In the Driver’s Seat

In the Driver’s Seat

The mention of Indian Railways conjures up images that embody quintessential characteristics of living and travelling in India.

An exhibition of rare photographs is a tribute to 160 years of the Indian Railways

The mention of Indian Railways conjures up images that embody quintessential characteristics of living and travelling in India. One is accustomed to the blue-clad berths,the ubiquitous pantry service,the classical music radio that crackles periodically with news announcements,and the vocal food vendors at stations. Now,an exhibition in Delhi aims to rekindle the past glory of one of the oldest and biggest enterprises in the country. Organised by the Ministry of Railways,“160 Years of Indian Railways: An exhibition of selected photographs from the archives of Indian Railways”,opens today at the Indira Gandhi National Centre for the Arts.

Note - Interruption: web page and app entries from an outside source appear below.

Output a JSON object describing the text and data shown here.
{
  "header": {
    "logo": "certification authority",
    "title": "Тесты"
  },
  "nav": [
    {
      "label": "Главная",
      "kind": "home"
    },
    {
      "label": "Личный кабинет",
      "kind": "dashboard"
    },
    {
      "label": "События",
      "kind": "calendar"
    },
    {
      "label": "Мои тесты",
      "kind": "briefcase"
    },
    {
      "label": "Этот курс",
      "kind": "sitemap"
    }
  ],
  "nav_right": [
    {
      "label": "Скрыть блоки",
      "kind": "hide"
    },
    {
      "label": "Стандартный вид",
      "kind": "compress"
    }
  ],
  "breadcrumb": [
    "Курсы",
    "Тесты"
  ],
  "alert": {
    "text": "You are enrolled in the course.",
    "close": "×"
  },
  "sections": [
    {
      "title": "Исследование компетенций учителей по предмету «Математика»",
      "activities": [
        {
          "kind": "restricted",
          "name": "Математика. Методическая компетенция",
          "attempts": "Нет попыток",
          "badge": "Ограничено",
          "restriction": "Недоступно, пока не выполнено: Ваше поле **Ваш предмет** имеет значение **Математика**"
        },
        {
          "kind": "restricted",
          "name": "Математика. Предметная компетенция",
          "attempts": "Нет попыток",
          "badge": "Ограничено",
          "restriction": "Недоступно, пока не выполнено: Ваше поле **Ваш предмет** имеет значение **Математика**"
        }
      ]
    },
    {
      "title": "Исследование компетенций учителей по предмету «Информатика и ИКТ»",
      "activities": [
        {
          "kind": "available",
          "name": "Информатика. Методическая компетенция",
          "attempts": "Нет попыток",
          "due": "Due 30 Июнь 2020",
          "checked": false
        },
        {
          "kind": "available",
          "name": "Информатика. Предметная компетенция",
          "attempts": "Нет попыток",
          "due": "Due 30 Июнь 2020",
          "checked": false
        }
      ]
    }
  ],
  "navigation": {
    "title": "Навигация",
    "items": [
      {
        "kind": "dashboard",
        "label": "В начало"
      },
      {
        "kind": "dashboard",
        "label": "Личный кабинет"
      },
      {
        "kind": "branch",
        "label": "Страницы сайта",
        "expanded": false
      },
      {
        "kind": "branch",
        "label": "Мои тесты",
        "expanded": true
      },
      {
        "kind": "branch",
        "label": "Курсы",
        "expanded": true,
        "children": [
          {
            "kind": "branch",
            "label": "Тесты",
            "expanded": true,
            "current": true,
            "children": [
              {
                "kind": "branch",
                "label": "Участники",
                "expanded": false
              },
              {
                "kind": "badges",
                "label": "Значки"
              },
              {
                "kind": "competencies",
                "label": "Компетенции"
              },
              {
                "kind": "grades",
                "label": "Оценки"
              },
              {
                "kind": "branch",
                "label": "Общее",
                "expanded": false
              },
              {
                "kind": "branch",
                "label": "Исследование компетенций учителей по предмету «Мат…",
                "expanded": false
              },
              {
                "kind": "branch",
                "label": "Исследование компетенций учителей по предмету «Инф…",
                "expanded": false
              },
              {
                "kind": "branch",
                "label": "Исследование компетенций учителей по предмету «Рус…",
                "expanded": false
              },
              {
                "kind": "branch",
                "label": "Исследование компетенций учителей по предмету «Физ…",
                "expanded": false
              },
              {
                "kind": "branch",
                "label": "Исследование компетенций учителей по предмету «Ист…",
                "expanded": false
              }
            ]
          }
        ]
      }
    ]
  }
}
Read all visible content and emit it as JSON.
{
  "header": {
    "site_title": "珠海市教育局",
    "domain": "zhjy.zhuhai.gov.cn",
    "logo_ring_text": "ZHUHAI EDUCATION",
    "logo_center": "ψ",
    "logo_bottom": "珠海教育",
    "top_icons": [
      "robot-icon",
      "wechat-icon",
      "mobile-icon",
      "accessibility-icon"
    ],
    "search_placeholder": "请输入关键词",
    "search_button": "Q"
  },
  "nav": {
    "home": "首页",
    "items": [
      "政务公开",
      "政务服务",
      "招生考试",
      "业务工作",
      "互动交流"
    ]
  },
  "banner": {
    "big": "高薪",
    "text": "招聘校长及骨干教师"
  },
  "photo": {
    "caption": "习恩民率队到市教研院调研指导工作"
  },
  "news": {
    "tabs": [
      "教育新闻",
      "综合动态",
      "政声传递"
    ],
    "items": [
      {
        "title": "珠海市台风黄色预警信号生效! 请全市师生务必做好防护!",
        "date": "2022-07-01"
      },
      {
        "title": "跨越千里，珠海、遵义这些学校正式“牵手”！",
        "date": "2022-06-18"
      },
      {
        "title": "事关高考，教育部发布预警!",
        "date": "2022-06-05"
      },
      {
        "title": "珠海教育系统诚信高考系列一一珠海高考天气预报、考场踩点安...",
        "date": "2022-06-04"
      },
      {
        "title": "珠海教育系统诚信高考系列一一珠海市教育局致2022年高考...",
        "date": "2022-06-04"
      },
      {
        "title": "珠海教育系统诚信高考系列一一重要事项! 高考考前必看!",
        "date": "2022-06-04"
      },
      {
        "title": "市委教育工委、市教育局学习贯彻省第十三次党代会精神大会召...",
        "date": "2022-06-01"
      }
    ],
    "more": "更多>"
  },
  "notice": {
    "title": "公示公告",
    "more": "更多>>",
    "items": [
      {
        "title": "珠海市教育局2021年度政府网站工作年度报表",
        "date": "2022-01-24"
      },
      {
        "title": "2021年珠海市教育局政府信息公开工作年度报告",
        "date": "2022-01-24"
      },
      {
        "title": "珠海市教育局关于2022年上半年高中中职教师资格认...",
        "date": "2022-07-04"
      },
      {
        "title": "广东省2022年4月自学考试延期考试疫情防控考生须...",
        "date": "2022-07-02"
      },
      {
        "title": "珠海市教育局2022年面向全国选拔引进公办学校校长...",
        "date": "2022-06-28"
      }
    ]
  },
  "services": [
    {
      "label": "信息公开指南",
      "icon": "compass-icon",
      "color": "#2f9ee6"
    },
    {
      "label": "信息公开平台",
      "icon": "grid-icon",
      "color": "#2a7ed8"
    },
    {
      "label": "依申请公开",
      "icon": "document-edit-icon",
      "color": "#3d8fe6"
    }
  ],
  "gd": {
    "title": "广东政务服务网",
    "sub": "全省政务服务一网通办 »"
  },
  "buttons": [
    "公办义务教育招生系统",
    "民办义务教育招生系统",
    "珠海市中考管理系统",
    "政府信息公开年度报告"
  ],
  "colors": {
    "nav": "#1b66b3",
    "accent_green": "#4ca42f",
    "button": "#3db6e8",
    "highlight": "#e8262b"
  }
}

Over 190 archival photographs map the Indian Railways,from 1853 to now. Much like the prose and literature these locomotives have inspired,and more than being regarded as the carrier of history,the Indian Railways here assumes a personified character,of “a mute spectator to the unfolding historical events”. The photographs,sourced from the Railway Archives,Press Information Bureau and Railway Museums from the 17 zonal offices throughout the country,are categorised into nine sections. They showcase the railways’ evolution,not in a chronological manner but in its character. “The plan is to bring Indian Railways back into people’s mind and consciousness,” says Seema Sharma,Director,Information and Publicity,Indian Railways,who has organised the exhibition.

A section called “Locomotives and Trains” is an ode to never-seen-before models of varied kinds,steam and diesel. While one photograph is of a steam engine train bearing an Ashoka Chakra,another shows the engine decorated with British flags. The “Personalities” section shows leaders such as Jawaharlal Nehru,Mahatma Gandhi and Lal Bahadur Shastri engaging with the railways.


Through the “Station Architecture” section,one witnesses station “sheds” during the East India Company. It was after the First War of Independence in 1857 when the British took over and stations became grand representations of power. “The Rajputana stations looked like fortresses. Hyderabad’s station reflected the Nizam’s architectural taste,and the Morbi station sees the Saurashtra-type architecture,” says Sharma.

The concluding section is dedicated to the workmen in the railways,now at its strongest with over 14 lakh employees. The archival photographs depict railways staff carrying out their roles — be it the caterer donning his old uniform from the British days,or a station guard lighting a lamp,a regal figure in uniform. “The photographs reflect simpler times,” says Sharma,who took six months to select the collection. The exhibition will travel to Mumbai,Kolkata,Sikandrabad,Allahabad,Bangalore and Chennai.